◆ **Task objective**
Would you retype the whole listing exactly?

_ _ _ _ _

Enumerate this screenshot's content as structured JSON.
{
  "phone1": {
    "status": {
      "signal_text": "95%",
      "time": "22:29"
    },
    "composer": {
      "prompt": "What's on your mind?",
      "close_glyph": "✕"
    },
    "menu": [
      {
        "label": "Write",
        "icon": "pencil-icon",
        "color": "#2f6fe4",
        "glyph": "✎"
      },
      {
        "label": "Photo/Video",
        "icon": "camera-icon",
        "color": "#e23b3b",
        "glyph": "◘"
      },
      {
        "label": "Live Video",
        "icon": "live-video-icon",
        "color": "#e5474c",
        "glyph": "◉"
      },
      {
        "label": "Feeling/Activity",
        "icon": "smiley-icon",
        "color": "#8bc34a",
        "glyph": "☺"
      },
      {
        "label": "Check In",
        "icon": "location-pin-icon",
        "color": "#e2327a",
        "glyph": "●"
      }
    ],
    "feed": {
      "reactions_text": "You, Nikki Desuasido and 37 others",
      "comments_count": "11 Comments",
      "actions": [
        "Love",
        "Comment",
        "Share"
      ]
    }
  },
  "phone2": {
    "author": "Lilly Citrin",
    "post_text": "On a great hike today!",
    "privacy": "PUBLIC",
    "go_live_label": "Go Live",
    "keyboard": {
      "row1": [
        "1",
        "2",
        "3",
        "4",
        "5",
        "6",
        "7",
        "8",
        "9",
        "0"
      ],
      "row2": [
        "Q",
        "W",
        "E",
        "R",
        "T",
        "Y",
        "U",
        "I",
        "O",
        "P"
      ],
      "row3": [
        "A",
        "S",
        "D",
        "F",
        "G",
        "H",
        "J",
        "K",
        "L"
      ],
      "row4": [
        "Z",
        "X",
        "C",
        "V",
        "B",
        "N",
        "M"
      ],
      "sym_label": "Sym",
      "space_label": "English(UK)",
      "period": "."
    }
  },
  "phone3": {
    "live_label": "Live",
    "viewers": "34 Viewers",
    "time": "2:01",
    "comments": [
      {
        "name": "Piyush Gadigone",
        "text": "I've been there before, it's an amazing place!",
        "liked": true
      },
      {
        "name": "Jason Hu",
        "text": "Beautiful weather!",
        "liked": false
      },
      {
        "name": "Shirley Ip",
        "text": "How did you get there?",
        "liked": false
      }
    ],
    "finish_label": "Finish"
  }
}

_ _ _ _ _

◆ **Output of the exercise**
Enumerate this screenshot's content as structured JSON.
{
  "phone1": {
    "status": {
      "signal_text": "95%",
      "time": "22:29"
    },
    "composer": {
      "prompt": "What's on your mind?",
      "close_glyph": "✕"
    },
    "menu": [
      {
        "label": "Write",
        "icon": "pencil-icon",
        "color": "#2f6fe4",
        "glyph": "✎"
      },
      {
        "label": "Photo/Video",
        "icon": "camera-icon",
        "color": "#e23b3b",
        "glyph": "◘"
      },
      {
        "label": "Live Video",
        "icon": "live-video-icon",
        "color": "#e5474c",
        "glyph": "◉"
      },
      {
        "label": "Feeling/Activity",
        "icon": "smiley-icon",
        "color": "#8bc34a",
        "glyph": "☺"
      },
      {
        "label": "Check In",
        "icon": "location-pin-icon",
        "color": "#e2327a",
        "glyph": "●"
      }
    ],
    "feed": {
      "reactions_text": "You, Nikki Desuasido and 37 others",
      "comments_count": "11 Comments",
      "actions": [
        "Love",
        "Comment",
        "Share"
      ]
    }
  },
  "phone2": {
    "author": "Lilly Citrin",
    "post_text": "On a great hike today!",
    "privacy": "PUBLIC",
    "go_live_label": "Go Live",
    "keyboard": {
      "row1": [
        "1",
        "2",
        "3",
        "4",
        "5",
        "6",
        "7",
        "8",
        "9",
        "0"
      ],
      "row2": [
        "Q",
        "W",
        "E",
        "R",
        "T",
        "Y",
        "U",
        "I",
        "O",
        "P"
      ],
      "row3": [
        "A",
        "S",
        "D",
        "F",
        "G",
        "H",
        "J",
        "K",
        "L"
      ],
      "row4": [
        "Z",
        "X",
        "C",
        "V",
        "B",
        "N",
        "M"
      ],
      "sym_label": "Sym",
      "space_label": "English(UK)",
      "period": "."
    }
  },
  "phone3": {
    "live_label": "Live",
    "viewers": "34 Viewers",
    "time": "2:01",
    "comments": [
      {
        "name": "Piyush Gadigone",
        "text": "I've been there before, it's an amazing place!",
        "liked": true
      },
      {
        "name": "Jason Hu",
        "text": "Beautiful weather!",
        "liked": false
      },
      {
        "name": "Shirley Ip",
        "text": "How did you get there?",
        "liked": false
      }
    ],
    "finish_label": "Finish"
  }
}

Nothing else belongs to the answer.